» ABOUT THIS TASK: Within the records below, filter for lines carrying the word "legend" and copy them.

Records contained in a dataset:
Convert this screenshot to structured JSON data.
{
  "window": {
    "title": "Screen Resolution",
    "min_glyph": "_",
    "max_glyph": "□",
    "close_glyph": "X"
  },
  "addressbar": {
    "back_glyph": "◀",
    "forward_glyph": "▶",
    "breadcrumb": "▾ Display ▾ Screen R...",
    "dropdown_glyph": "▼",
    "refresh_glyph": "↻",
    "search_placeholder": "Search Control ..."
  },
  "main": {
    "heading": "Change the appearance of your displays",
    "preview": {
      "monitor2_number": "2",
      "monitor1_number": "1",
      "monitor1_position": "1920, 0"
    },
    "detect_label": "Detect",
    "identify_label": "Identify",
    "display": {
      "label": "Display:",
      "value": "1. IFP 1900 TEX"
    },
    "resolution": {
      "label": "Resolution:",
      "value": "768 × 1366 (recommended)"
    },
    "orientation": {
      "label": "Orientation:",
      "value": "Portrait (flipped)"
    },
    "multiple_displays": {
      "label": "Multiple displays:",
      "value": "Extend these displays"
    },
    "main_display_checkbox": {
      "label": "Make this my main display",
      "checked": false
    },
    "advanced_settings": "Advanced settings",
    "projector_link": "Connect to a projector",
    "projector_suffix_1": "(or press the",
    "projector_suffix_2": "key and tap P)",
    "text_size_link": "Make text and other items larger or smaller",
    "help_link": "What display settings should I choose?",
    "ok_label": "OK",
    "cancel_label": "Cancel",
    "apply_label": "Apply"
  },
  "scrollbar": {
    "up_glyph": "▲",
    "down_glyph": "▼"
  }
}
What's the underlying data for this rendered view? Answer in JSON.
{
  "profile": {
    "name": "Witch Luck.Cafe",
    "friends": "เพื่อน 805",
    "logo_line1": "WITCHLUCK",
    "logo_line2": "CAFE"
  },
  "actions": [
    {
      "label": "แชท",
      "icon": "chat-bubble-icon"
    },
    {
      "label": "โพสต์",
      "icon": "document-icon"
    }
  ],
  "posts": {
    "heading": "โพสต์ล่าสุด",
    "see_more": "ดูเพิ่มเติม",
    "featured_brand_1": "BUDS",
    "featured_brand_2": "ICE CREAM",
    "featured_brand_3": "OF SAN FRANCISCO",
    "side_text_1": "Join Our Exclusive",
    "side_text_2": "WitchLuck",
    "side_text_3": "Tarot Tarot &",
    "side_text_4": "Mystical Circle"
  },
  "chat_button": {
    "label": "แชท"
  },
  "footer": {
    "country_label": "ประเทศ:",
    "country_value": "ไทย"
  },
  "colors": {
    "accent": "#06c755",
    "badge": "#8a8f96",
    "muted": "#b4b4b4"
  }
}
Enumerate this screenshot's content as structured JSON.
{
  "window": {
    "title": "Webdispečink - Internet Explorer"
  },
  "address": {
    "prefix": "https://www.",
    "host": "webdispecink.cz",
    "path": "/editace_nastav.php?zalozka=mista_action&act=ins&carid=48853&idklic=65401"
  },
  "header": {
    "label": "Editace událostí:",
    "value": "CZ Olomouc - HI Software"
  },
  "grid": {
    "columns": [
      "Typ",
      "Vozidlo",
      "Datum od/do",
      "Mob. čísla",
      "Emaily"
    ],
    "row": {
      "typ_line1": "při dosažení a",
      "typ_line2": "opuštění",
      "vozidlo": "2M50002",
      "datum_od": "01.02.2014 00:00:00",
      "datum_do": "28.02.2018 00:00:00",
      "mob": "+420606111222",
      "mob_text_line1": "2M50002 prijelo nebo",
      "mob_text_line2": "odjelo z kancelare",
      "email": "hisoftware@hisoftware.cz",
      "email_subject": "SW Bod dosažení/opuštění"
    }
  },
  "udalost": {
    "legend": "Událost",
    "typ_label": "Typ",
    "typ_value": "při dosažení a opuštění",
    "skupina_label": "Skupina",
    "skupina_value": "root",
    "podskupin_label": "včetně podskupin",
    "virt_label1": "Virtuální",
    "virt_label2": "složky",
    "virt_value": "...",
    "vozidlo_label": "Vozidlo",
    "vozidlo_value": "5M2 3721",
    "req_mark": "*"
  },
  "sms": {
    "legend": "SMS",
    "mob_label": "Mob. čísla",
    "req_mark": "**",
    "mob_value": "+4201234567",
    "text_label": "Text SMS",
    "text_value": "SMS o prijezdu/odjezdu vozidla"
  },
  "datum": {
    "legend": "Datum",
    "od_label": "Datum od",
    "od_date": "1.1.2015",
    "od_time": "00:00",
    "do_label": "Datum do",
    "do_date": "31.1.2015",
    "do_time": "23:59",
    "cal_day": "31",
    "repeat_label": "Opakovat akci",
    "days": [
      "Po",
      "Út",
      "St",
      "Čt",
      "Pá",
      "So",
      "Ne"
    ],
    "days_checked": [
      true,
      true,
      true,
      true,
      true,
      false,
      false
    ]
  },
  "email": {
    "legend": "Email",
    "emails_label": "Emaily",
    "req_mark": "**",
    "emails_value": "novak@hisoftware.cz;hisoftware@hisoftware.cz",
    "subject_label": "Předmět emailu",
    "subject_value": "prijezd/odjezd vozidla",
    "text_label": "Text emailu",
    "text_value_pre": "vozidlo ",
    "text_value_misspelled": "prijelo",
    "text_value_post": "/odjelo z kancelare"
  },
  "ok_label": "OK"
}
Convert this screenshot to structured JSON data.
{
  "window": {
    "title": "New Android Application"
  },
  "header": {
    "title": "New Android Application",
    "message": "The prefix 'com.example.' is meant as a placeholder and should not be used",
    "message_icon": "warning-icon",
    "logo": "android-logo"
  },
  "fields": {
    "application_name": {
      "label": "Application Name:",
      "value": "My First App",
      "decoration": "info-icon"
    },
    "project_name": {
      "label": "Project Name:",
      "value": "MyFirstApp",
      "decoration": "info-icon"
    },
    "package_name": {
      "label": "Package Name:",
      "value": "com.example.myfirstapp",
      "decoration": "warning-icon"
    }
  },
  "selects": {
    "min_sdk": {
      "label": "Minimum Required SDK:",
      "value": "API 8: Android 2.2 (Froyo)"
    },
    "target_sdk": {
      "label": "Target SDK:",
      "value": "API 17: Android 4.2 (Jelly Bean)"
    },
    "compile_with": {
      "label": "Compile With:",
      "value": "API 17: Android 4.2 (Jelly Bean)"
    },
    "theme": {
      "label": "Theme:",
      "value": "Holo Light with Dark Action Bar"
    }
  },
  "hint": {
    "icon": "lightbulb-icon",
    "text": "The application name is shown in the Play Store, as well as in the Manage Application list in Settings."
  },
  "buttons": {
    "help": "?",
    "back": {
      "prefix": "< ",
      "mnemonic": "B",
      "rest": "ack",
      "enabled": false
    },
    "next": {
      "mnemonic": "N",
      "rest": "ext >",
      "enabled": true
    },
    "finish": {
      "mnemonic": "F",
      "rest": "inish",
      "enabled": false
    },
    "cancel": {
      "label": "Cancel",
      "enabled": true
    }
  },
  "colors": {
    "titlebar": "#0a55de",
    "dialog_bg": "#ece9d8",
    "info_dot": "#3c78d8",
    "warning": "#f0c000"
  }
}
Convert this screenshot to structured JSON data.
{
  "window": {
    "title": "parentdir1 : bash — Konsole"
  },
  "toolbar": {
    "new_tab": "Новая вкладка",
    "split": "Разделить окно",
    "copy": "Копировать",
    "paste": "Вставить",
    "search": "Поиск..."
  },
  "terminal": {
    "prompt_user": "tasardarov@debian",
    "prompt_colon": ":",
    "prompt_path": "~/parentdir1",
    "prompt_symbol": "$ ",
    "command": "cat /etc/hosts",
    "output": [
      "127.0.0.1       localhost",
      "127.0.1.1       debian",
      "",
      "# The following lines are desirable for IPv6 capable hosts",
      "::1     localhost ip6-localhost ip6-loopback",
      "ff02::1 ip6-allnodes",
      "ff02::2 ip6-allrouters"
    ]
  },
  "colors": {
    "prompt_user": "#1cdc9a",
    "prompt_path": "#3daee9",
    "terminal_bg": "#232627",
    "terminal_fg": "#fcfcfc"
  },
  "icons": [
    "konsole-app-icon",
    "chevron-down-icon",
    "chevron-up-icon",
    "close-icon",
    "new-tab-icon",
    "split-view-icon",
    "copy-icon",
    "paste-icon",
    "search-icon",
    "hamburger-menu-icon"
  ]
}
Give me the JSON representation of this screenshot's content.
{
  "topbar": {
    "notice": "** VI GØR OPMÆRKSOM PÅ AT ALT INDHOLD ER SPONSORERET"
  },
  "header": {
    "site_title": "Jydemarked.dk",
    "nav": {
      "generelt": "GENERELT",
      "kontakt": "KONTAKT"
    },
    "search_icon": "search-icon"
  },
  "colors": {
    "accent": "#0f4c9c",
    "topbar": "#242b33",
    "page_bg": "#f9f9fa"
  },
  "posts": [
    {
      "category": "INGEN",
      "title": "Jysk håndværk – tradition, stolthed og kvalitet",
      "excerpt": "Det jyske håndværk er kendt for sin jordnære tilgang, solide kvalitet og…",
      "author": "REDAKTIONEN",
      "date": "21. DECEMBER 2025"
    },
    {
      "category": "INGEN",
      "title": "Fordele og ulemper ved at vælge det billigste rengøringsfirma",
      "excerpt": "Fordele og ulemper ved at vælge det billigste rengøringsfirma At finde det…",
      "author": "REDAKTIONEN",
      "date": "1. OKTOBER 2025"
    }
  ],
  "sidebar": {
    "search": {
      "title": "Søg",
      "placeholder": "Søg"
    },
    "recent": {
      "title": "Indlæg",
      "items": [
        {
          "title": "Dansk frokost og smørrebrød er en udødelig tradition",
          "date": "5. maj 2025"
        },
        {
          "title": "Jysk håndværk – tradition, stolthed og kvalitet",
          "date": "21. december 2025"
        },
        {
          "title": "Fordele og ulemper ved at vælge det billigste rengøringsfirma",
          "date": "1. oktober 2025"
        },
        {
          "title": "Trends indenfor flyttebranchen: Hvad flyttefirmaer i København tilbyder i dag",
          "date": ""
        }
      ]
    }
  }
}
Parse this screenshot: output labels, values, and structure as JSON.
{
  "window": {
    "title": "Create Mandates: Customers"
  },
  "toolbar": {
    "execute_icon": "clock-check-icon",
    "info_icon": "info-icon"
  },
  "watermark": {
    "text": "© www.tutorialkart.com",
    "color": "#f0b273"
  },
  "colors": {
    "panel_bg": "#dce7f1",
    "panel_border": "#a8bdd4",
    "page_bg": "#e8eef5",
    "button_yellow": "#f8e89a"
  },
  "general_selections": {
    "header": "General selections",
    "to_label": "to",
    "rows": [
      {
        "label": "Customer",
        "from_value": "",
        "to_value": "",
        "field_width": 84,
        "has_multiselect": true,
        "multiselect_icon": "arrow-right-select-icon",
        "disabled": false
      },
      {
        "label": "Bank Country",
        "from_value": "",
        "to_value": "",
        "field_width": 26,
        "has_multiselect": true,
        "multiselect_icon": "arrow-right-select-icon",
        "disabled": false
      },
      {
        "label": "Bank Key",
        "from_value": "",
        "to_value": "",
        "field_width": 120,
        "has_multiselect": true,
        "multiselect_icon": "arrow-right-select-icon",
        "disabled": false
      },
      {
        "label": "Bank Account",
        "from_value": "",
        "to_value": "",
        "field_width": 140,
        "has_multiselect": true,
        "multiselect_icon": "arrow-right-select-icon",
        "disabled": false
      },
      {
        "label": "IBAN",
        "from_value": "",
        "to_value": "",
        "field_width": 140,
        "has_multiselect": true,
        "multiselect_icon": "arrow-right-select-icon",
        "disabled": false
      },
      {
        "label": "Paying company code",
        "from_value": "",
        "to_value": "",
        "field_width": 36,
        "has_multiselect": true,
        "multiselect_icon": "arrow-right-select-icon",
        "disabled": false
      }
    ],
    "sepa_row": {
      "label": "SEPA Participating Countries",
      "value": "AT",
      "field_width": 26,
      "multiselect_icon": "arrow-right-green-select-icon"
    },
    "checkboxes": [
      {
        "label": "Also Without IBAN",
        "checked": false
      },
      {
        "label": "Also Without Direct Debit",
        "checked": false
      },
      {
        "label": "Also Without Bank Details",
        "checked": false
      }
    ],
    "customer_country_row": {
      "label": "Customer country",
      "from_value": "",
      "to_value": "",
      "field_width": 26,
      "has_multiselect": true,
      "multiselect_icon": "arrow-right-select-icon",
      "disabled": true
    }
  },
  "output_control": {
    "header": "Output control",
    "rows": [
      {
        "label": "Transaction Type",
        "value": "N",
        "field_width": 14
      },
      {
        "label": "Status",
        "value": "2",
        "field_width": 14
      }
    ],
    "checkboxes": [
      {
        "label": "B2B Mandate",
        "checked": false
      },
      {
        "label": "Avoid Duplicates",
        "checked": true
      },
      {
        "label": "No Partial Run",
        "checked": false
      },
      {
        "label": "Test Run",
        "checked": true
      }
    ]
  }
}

» ANSWER SPACE:
    "legend": "Událost",
    "legend": "SMS",
    "legend": "Datum",
    "legend": "Email",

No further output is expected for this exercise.